--- START ---

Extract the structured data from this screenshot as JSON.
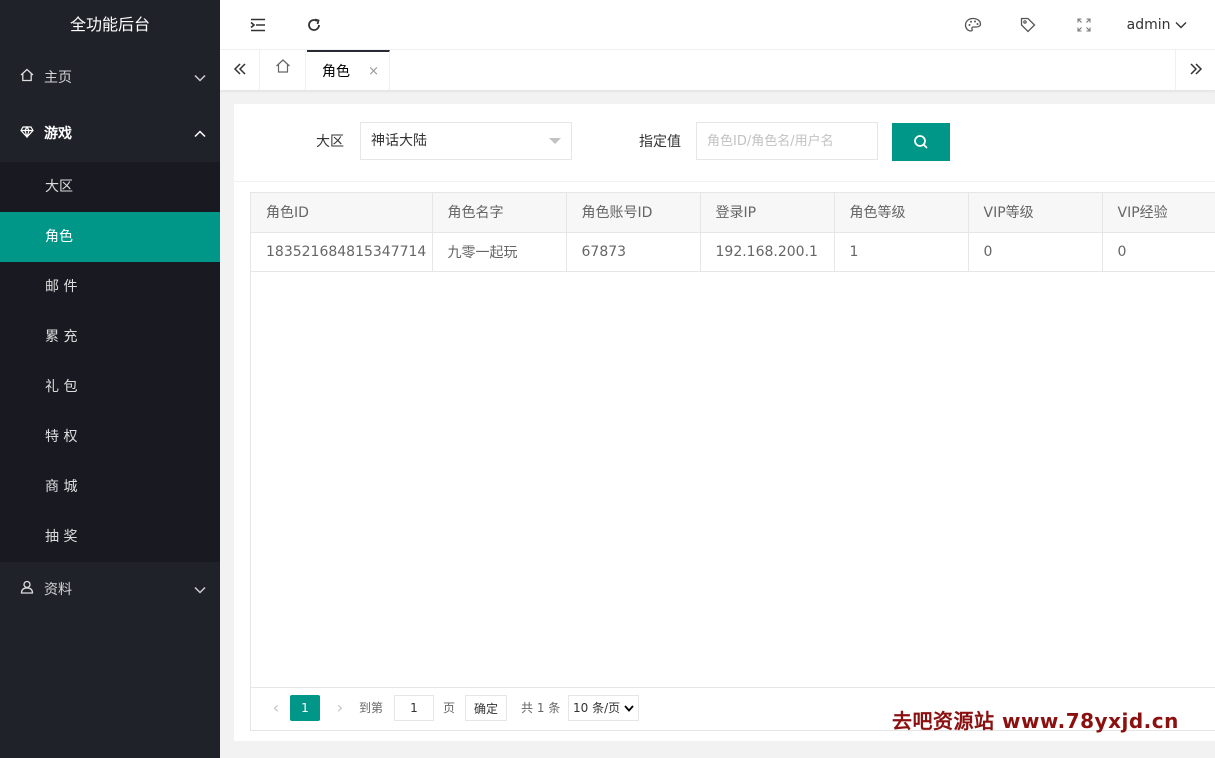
{
  "app": {
    "title": "全功能后台"
  },
  "sidebar": {
    "groups": [
      {
        "label": "主页",
        "icon": "home-icon",
        "chevron": "down"
      },
      {
        "label": "游戏",
        "icon": "diamond-icon",
        "chevron": "up"
      },
      {
        "label": "资料",
        "icon": "user-icon",
        "chevron": "down"
      }
    ],
    "sub_items": [
      "大区",
      "角色",
      "邮 件",
      "累 充",
      "礼 包",
      "特 权",
      "商 城",
      "抽 奖"
    ],
    "active_item": "角色"
  },
  "header": {
    "icons": [
      "menu-fold-icon",
      "refresh-icon",
      "palette-icon",
      "tag-icon",
      "fullscreen-icon"
    ],
    "user": "admin"
  },
  "tabs": {
    "items": [
      {
        "label": "角色",
        "close": "×"
      }
    ]
  },
  "search": {
    "region_label": "大区",
    "region_value": "神话大陆",
    "value_label": "指定值",
    "value_placeholder": "角色ID/角色名/用户名"
  },
  "table": {
    "columns": [
      "角色ID",
      "角色名字",
      "角色账号ID",
      "登录IP",
      "角色等级",
      "VIP等级",
      "VIP经验"
    ],
    "rows": [
      [
        "183521684815347714",
        "九零一起玩",
        "67873",
        "192.168.200.1",
        "1",
        "0",
        "0"
      ]
    ]
  },
  "pager": {
    "current": "1",
    "goto_label": "到第",
    "goto_value": "1",
    "page_label": "页",
    "confirm": "确定",
    "total": "共 1 条",
    "page_size": "10 条/页"
  },
  "watermark": "去吧资源站 www.78yxjd.cn",
  "colors": {
    "accent": "#009688",
    "sidebar_bg": "#20222a",
    "submenu_bg": "#191a21"
  }
}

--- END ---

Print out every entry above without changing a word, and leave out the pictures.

▶ ANSWER FOR THE TASK
Extract the structured data from this screenshot as JSON.
{
  "app": {
    "title": "全功能后台"
  },
  "sidebar": {
    "groups": [
      {
        "label": "主页",
        "icon": "home-icon",
        "chevron": "down"
      },
      {
        "label": "游戏",
        "icon": "diamond-icon",
        "chevron": "up"
      },
      {
        "label": "资料",
        "icon": "user-icon",
        "chevron": "down"
      }
    ],
    "sub_items": [
      "大区",
      "角色",
      "邮 件",
      "累 充",
      "礼 包",
      "特 权",
      "商 城",
      "抽 奖"
    ],
    "active_item": "角色"
  },
  "header": {
    "icons": [
      "menu-fold-icon",
      "refresh-icon",
      "palette-icon",
      "tag-icon",
      "fullscreen-icon"
    ],
    "user": "admin"
  },
  "tabs": {
    "items": [
      {
        "label": "角色",
        "close": "×"
      }
    ]
  },
  "search": {
    "region_label": "大区",
    "region_value": "神话大陆",
    "value_label": "指定值",
    "value_placeholder": "角色ID/角色名/用户名"
  },
  "table": {
    "columns": [
      "角色ID",
      "角色名字",
      "角色账号ID",
      "登录IP",
      "角色等级",
      "VIP等级",
      "VIP经验"
    ],
    "rows": [
      [
        "183521684815347714",
        "九零一起玩",
        "67873",
        "192.168.200.1",
        "1",
        "0",
        "0"
      ]
    ]
  },
  "pager": {
    "current": "1",
    "goto_label": "到第",
    "goto_value": "1",
    "page_label": "页",
    "confirm": "确定",
    "total": "共 1 条",
    "page_size": "10 条/页"
  },
  "watermark": "去吧资源站 www.78yxjd.cn",
  "colors": {
    "accent": "#009688",
    "sidebar_bg": "#20222a",
    "submenu_bg": "#191a21"
  }
}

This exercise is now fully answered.